= Beginning of Section =

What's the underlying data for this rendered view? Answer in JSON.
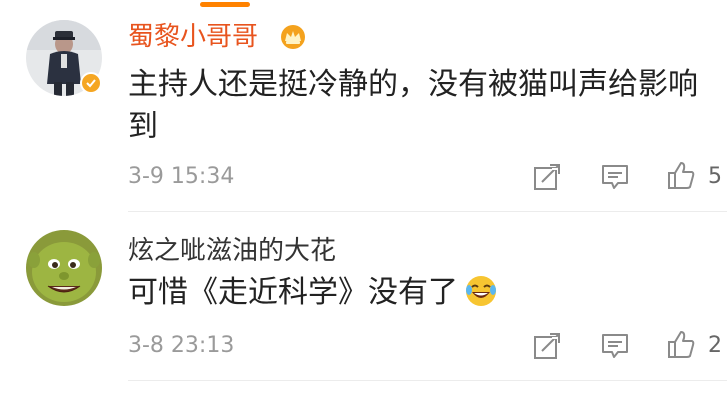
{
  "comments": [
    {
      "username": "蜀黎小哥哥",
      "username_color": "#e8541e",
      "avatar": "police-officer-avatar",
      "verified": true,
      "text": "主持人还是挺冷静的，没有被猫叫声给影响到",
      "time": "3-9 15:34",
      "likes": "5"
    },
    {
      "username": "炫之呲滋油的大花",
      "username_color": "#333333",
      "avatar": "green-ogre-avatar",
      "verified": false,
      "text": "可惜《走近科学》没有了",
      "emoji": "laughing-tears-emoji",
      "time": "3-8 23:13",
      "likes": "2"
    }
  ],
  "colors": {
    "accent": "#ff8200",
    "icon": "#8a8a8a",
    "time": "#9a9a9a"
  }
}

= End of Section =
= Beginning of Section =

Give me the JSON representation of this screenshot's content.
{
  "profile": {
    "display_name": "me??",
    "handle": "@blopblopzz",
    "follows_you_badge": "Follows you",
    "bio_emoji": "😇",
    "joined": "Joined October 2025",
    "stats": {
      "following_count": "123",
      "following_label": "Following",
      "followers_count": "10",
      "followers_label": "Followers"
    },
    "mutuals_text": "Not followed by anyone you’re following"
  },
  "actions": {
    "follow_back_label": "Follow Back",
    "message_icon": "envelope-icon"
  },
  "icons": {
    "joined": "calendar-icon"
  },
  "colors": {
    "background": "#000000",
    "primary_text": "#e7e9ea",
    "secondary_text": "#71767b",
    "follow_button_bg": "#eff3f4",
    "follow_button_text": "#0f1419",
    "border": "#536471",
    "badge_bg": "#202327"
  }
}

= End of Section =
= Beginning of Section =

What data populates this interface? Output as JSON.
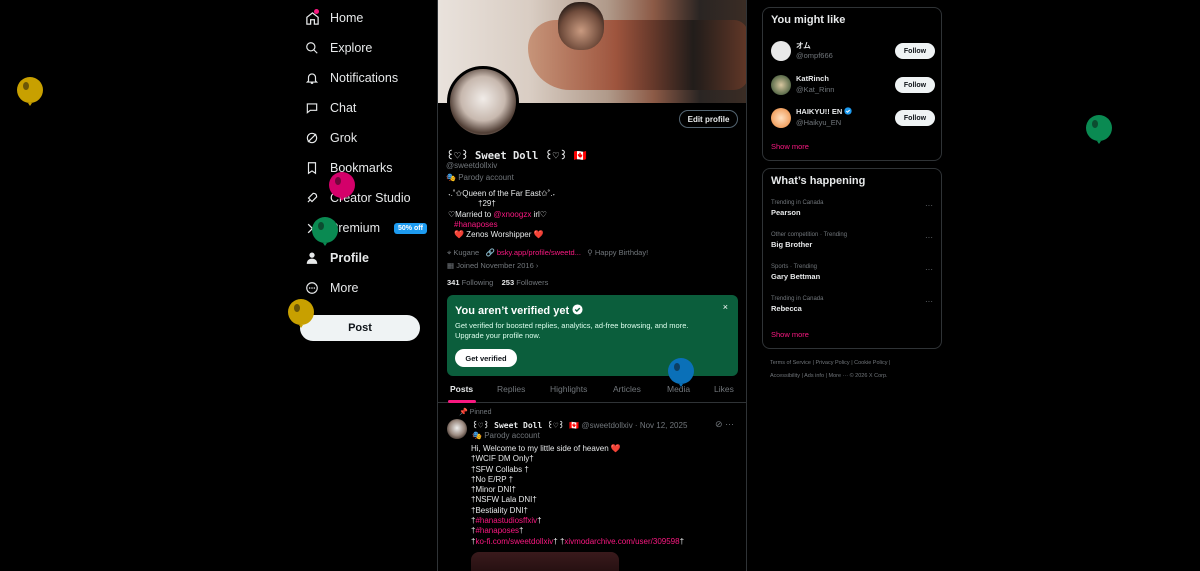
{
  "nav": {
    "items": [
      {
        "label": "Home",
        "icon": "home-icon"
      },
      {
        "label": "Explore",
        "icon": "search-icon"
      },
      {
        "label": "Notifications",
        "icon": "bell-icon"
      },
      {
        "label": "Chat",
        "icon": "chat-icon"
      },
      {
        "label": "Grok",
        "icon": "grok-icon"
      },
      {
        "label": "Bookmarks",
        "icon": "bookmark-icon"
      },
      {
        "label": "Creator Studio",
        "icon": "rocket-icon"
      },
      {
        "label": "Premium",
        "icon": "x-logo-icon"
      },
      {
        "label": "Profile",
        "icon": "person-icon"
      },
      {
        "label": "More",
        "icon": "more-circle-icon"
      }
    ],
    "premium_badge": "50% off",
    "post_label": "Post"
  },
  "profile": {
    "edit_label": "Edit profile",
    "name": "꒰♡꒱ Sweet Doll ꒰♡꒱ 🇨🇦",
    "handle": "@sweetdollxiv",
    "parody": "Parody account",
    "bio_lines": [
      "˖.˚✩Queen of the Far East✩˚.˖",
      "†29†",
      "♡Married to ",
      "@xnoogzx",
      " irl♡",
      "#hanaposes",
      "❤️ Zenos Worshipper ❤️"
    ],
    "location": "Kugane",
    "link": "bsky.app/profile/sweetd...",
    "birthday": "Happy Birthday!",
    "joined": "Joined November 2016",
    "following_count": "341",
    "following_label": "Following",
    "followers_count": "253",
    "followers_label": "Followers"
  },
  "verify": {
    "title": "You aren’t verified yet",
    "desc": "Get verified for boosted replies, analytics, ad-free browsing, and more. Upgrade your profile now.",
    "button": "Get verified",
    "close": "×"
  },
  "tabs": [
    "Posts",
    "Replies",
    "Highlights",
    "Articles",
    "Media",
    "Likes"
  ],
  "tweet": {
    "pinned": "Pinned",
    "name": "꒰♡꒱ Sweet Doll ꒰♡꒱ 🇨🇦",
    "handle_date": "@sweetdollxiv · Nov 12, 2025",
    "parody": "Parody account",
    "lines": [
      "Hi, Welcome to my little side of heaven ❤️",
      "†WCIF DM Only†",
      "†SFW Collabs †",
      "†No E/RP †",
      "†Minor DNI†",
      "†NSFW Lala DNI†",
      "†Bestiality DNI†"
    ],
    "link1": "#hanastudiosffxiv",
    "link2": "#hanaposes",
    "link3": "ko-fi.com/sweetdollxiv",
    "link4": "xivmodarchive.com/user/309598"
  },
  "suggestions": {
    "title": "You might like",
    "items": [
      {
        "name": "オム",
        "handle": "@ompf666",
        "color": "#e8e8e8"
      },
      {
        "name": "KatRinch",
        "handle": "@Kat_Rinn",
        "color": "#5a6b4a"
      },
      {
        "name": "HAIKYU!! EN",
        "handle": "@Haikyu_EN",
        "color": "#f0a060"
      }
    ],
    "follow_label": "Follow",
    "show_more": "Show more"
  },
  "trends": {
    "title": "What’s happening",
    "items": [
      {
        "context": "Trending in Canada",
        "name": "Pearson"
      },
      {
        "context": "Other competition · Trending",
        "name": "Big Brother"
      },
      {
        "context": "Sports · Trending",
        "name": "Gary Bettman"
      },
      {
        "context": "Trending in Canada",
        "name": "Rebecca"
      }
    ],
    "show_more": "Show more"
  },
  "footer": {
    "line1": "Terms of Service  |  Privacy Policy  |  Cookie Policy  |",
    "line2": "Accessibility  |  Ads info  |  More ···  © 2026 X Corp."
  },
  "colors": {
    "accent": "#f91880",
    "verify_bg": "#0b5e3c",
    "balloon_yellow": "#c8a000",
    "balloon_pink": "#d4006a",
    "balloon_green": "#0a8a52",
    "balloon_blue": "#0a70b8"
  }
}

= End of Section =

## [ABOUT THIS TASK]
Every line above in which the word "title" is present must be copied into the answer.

## [ANSWER AREA]
    "title": "You aren’t verified yet",
    "title": "You might like",
    "title": "What’s happening",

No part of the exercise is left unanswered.